### What needs to be done
Which lines of the material contain the word "selected"? Show each one.

### Records for this exercise
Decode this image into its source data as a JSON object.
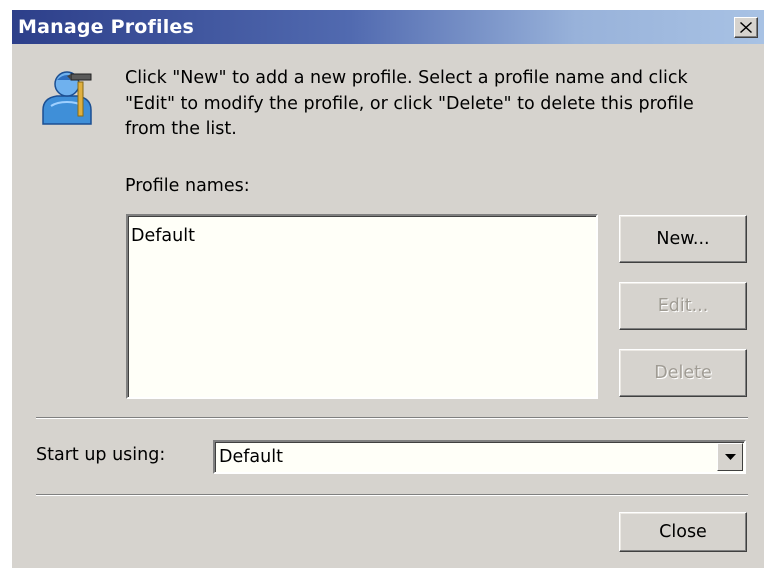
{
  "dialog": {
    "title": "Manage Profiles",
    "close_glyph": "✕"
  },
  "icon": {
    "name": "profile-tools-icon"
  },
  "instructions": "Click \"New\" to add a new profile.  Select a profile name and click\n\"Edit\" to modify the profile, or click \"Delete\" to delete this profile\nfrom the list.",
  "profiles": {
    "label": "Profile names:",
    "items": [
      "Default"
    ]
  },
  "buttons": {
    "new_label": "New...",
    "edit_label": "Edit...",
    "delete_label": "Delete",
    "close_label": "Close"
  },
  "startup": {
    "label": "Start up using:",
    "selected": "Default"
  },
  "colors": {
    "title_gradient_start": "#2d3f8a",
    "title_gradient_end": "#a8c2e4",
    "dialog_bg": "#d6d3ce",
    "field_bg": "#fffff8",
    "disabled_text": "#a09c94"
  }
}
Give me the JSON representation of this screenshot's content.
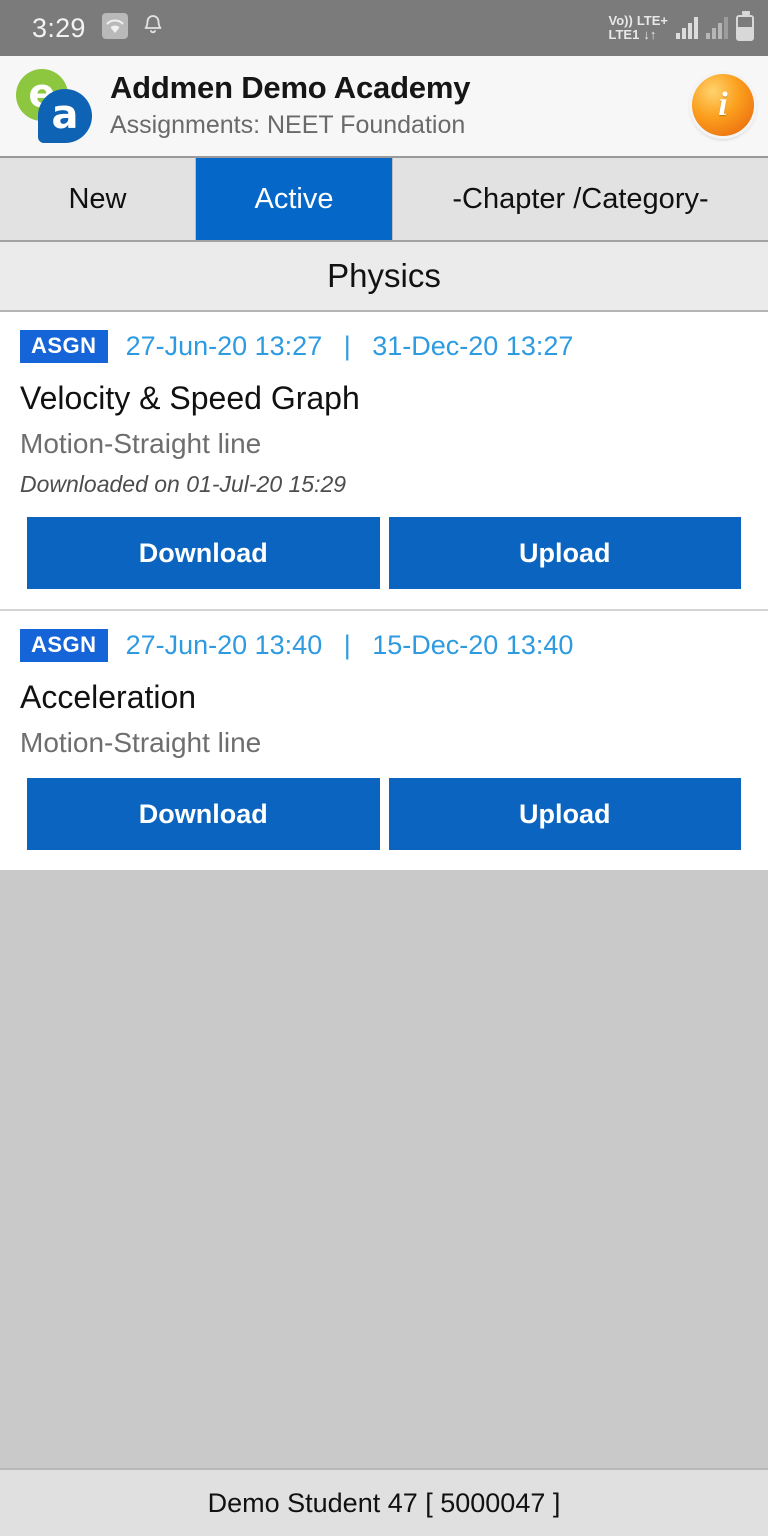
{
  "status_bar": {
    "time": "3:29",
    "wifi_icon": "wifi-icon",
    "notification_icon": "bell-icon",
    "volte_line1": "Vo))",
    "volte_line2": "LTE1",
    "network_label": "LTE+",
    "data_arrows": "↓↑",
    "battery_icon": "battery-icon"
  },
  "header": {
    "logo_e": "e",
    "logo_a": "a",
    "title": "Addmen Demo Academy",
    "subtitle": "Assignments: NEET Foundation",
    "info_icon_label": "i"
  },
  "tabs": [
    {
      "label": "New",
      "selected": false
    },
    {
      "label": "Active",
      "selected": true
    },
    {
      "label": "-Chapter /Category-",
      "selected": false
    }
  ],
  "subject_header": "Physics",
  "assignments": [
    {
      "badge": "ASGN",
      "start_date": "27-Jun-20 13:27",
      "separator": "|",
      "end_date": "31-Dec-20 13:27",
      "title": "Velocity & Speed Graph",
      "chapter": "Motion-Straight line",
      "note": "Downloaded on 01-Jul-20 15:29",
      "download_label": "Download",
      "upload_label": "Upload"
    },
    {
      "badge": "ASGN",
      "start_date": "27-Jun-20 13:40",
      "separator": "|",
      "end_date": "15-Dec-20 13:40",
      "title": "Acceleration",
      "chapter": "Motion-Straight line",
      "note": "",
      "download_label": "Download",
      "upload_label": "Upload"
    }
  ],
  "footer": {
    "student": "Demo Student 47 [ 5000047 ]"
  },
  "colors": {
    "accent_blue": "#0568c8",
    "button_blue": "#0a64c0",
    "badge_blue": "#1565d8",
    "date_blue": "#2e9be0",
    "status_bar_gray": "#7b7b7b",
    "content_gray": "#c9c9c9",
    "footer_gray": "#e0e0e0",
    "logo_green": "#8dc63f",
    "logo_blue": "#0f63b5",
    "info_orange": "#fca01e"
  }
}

### Written solution
    "selected": "Default"
      "selected": false
      "selected": true
      "selected": false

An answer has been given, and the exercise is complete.